Today it is more important than ever to expand access to higher education to even more students. Our economic competitiveness depends on it. In just a few years, 71 percent of all jobs in Nebraska will require postsecondary education. Many of the fastest-growing jobs are in the STEM and health care fields. The Pew Research Center has found that the earnings gap between bachelor’s degree recipient and a high school graduate has never been greater. And by almost every economic measure — income, employment rate, likelihood of poverty — the cost of not going to college is rising. The facts are clear. If we want to meet the workforce needs of the future, and keep our economy strong, we must ensure that a college education is within reach for all students who are qualified and want to attend. Maintaining low tuition rates compared to our peers and providing adequate financial aid are two fundamental ways to do that. Our plans for tuition will be a discussion with the Regents, once we know what our state appropriations will be. I can tell you that our commitment to moderate and predictable increases remains.

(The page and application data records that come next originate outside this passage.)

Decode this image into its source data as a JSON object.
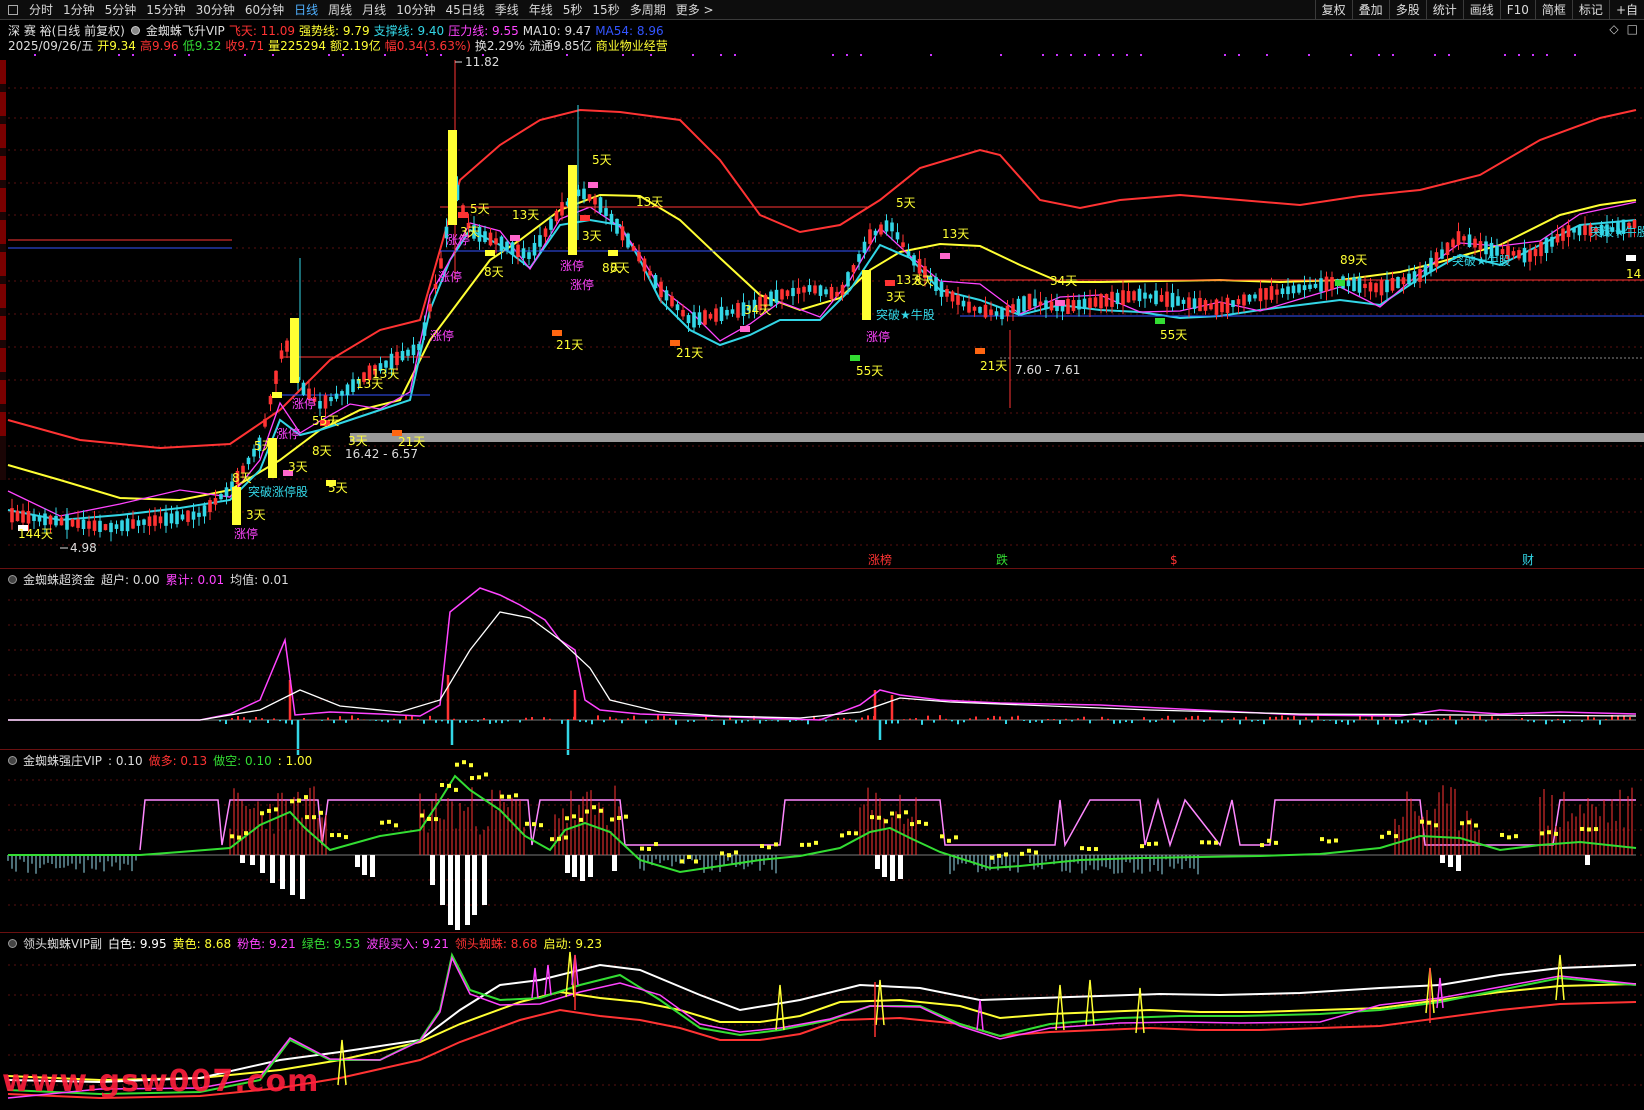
{
  "toolbar": {
    "items": [
      "分时",
      "1分钟",
      "5分钟",
      "15分钟",
      "30分钟",
      "60分钟",
      "日线",
      "周线",
      "月线",
      "10分钟",
      "45日线",
      "季线",
      "年线",
      "5秒",
      "15秒",
      "多周期",
      "更多 >"
    ],
    "active": "日线",
    "right": [
      "复权",
      "叠加",
      "多股",
      "统计",
      "画线",
      "F10",
      "简框",
      "标记",
      "+自"
    ]
  },
  "header": {
    "stock": "深 赛 裕(日线 前复权)",
    "indicator": "金蜘蛛飞升VIP",
    "fly_label": "飞天: 11.09",
    "strong_label": "强势线: 9.79",
    "support_label": "支撑线: 9.40",
    "pressure_label": "压力线: 9.55",
    "ma10_label": "MA10: 9.47",
    "ma54_label": "MA54: 8.96",
    "date": "2025/09/26/五",
    "open": "开9.34",
    "high": "高9.96",
    "low": "低9.32",
    "close": "收9.71",
    "volume": "量225294",
    "amount": "额2.19亿",
    "change": "幅0.34(3.63%)",
    "turnover": "换2.29%",
    "float": "流通9.85亿",
    "sector": "商业物业经营"
  },
  "colors": {
    "up": "#ff3333",
    "down": "#33d6e6",
    "yellow": "#ffff33",
    "magenta": "#ff44ff",
    "green": "#33dd33",
    "white": "#ffffff",
    "blue": "#3355ff",
    "pink": "#ff66cc"
  },
  "main_chart": {
    "price_labels": [
      "11.82",
      "4.98",
      "16.42 - 6.57",
      "7.60 - 7.61",
      "14"
    ],
    "day_labels": [
      "144天",
      "3天",
      "5天",
      "3天",
      "8天",
      "5天",
      "13天",
      "21天",
      "3天",
      "5天",
      "13天",
      "8天",
      "5天",
      "3天",
      "13天",
      "8天",
      "21天",
      "34天",
      "21天",
      "55天",
      "5天",
      "3天",
      "13天",
      "8天",
      "21天",
      "34天",
      "55天",
      "89天",
      "13天",
      "55天",
      "3天",
      "8天",
      "8天",
      "13天"
    ],
    "tags": [
      "涨停",
      "突破涨停股",
      "涨停",
      "涨停",
      "涨停",
      "涨停",
      "涨停",
      "涨停",
      "涨停",
      "突破★牛股",
      "涨停",
      "突破★牛股",
      "突破★牛股"
    ],
    "event_markers": [
      "涨榜",
      "跌",
      "$",
      "财"
    ]
  },
  "panel2": {
    "title": "金蜘蛛超资金",
    "super_label": "超户: 0.00",
    "cum_label": "累计: 0.01",
    "avg_label": "均值: 0.01"
  },
  "panel3": {
    "title": "金蜘蛛强庄VIP",
    "value": ": 0.10",
    "long_label": "做多: 0.13",
    "short_label": "做空: 0.10",
    "extra": ": 1.00"
  },
  "panel4": {
    "title": "领头蜘蛛VIP副",
    "white_label": "白色: 9.95",
    "yellow_label": "黄色: 8.68",
    "pink_label": "粉色: 9.21",
    "green_label": "绿色: 9.53",
    "wave_label": "波段买入: 9.21",
    "lead_label": "领头蜘蛛: 8.68",
    "start_label": "启动: 9.23"
  },
  "watermark": "www.gsw007.com"
}
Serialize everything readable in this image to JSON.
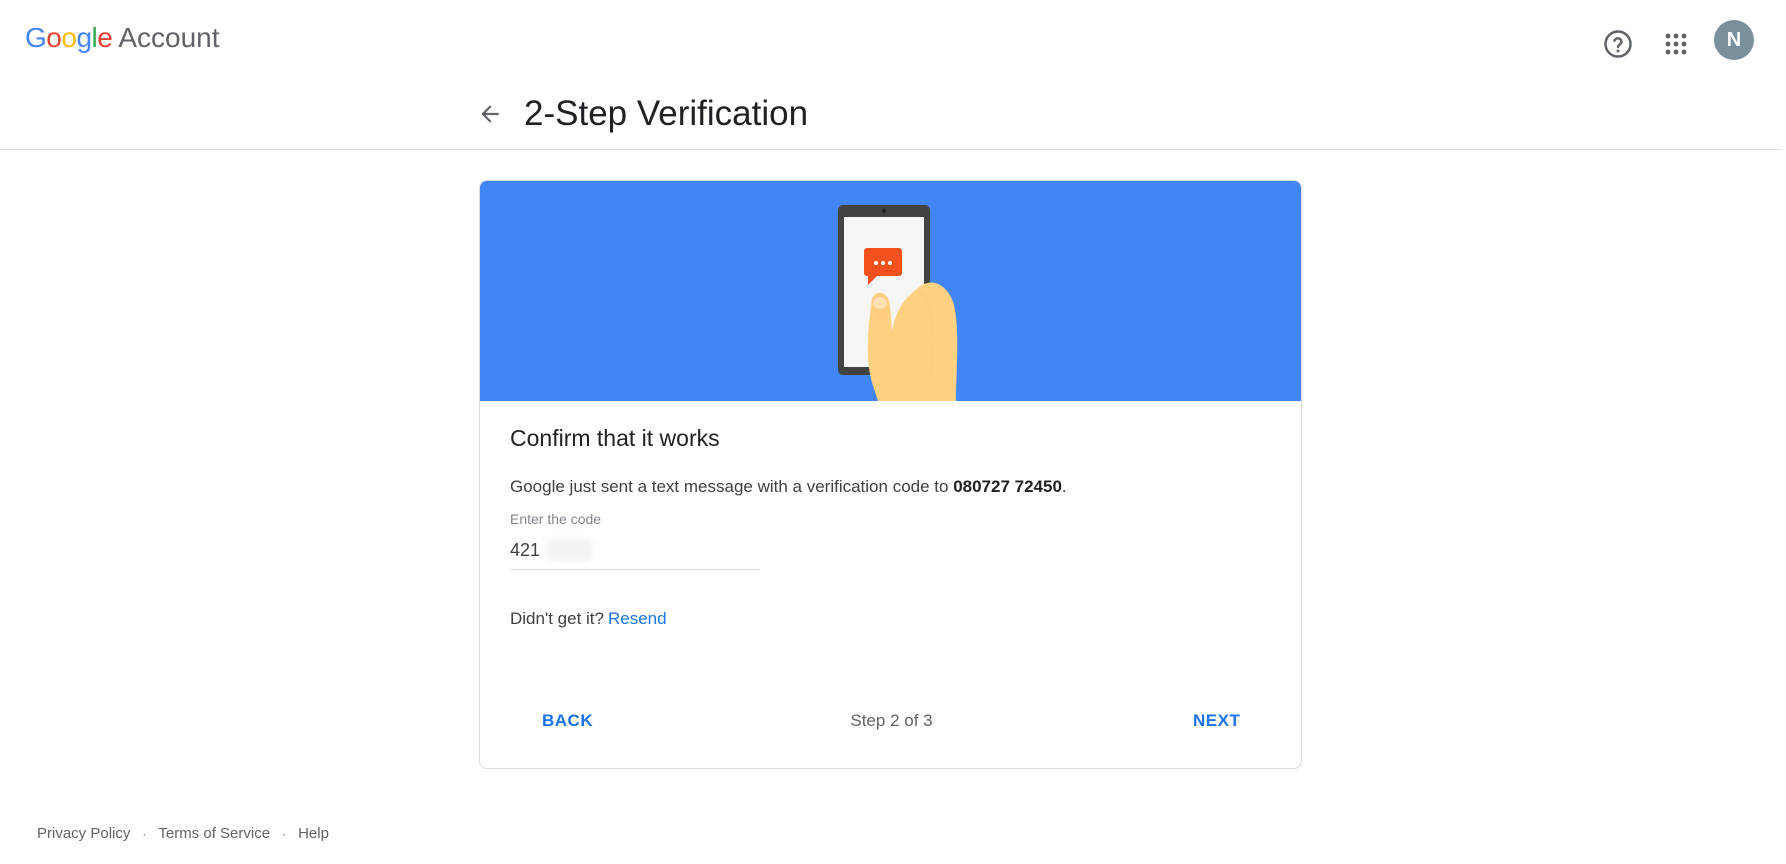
{
  "app": {
    "logo_letters": [
      "G",
      "o",
      "o",
      "g",
      "l",
      "e"
    ],
    "logo_suffix": "Account"
  },
  "topbar": {
    "help_icon": "help-circle-icon",
    "apps_icon": "apps-grid-icon",
    "avatar_initial": "N",
    "avatar_color": "#78909c"
  },
  "header": {
    "back_icon": "arrow-back-icon",
    "title": "2-Step Verification"
  },
  "card": {
    "banner_color": "#4285f4",
    "banner_icon": "phone-message-illustration",
    "title": "Confirm that it works",
    "message_prefix": "Google just sent a text message with a verification code to ",
    "phone_number": "080727 72450",
    "message_suffix": ".",
    "code_label": "Enter the code",
    "code_value": "421",
    "resend_prompt": "Didn't get it?",
    "resend_link": "Resend",
    "back_button": "BACK",
    "step_text": "Step 2 of 3",
    "next_button": "NEXT"
  },
  "footer": {
    "privacy": "Privacy Policy",
    "terms": "Terms of Service",
    "help": "Help",
    "separator": "·"
  },
  "colors": {
    "accent": "#1a73e8",
    "google_blue": "#4285f4",
    "google_red": "#ea4335",
    "google_yellow": "#fbbc05",
    "google_green": "#34a853"
  }
}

I have spent the past few minutes talking about opportunities for investment. Let me say a word about a topic that is equally important: cost control. We must be accountable with the resources you entrust to us, and I want to assure you we take this responsibility seriously. The University of Nebraska does much more today than when I was a student, even while receiving a smaller percentage of the state’s budget. We have managed to grow our research enterprise by winning grants and contracts. We have kept staffing and administrative spending to levels that are lower than our peer institutions. The number of university employees funded from tax and tuition dollars has remained relatively flat since 2000, despite significant growth in enrollment and research activity, and we have been successful in growing jobs using federal, private and other non-state funds. In fact, currently 42 percent of university employees, representing $326 million in wages, are funded from sources other than tax and tuition dollars — an impact that might not exist without the university’s ability to leverage non-tax dollars. And, since 2000 we have made $80 million in budget reallocations, which recur annually, and our efforts to find more savings are ongoing.
Mr. Chairman, members of the Committee, thank you for your attention today. I will close by saying I feel honored to be serving as Interim President at such an exciting time in the history of the University of Nebraska. Our success is rooted in the support of policymakers who have generously invested in affordable, excellent higher education. I thank you for that support, and ask you to continue that partnership as we work to build a bright future for Nebraska.
With that, I would be pleased to respond to your questions.